On 5 December, and again yesterday, car bombs caused damage in London-derry as did an attack in Lisburn on 6 December. The RUC and the army have continued with their intensive operations to counter terrorist activity and to bring those responsible to justice. Twelve of the incendiary devices used on 26 November were neutralised by the security forces, but for which the casualties and damage caused would have been a good deal more severe.

Since 22 November, 60 charges have been brought for terrorist offences, including four for murder and five for attempted murder. Three of them relate to the murder of a prison wages clerk in Belfast on 7 November. In addition, 19 weapons and 4,755 rounds of ammunition have been found.

The RUC also played its part, along with other police forces, in the events leading up to the arrest of a number of people in Great Britain recently, and the charging of nine of them with terrorist offences the day before yesterday. While they do not tell the whole story, these figures illustrate the degree of effort which the security forces, with the full backing of the Government, are continuing to make in the fight against terrorism.

I thank my right hon. Friend for the answer, the first part of which will have saddened the House. Bearing in mind the time of year and the fact that most, if not all, our soldiers in Northern Ireland will be separated from their families next week, will my right hon. Friend agree, on behalf of the House, to convey to the commanding officers of all the regiments in Northern Ireland and to the Chief Constable of the RUC the deep gratitude of this House and the British people for the magnificent job they have done during this year?

I shall do that most willingly. I shall also record the enthusiasm with which my hon. Friend's suggestion was received by the House.

Do not the statistics of death and destruction that the Secretary of State has given show that the security situation is deteriorating? As we end this decade of terror and violence in Northern Ireland, what words of encouragement can the Secretary of State give to the people of Northern Ireland that they will not have to endure another 10 years of this activity?
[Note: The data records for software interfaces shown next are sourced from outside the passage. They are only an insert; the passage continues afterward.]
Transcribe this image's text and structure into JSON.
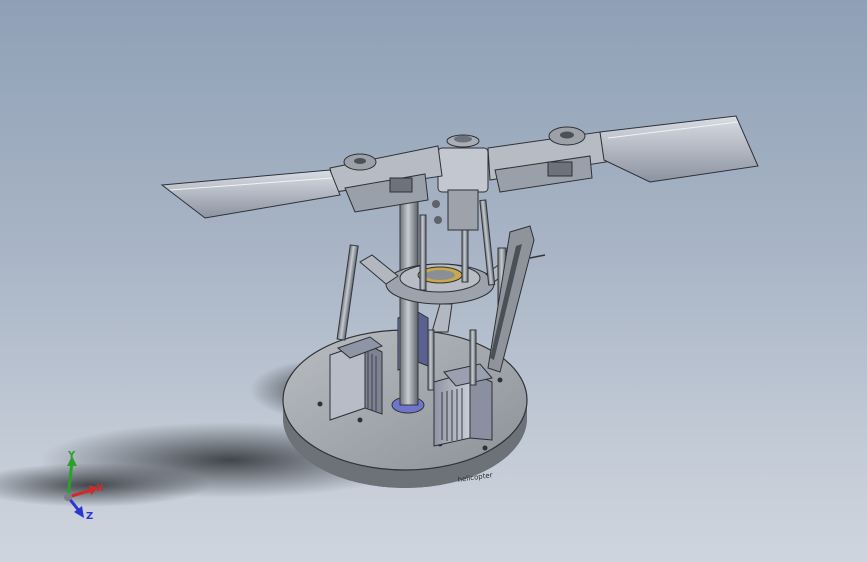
{
  "viewport": {
    "name": "3D model graphics area",
    "background_top": "#8fa0b6",
    "background_bottom": "#cfd5de"
  },
  "model": {
    "description_icon": "helicopter-rotor-head-assembly-icon",
    "base_engraving": "helicopter"
  },
  "triad": {
    "x_label": "X",
    "y_label": "Y",
    "z_label": "Z",
    "x_color": "#d22a2a",
    "y_color": "#2aa12a",
    "z_color": "#2a36d2"
  }
}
The figures that I have given are, of course, deplorable. I hope, however, that the hon. Gentleman heard the figures for the successes of the security forces. There is no doubt that those whose business it is to defend us are becoming all the time more skilled and effective. I hope very much, and I believe, that as the years progress and as people in Northern Ireland can agree more and more with each other about how they want that part of the United Kingdom to develop, the terrorists will find there is no place for them in Northern Ireland, that there is no haven for them and that their activities will be circumscribed to such a point that they will not trouble us in the way that they have done.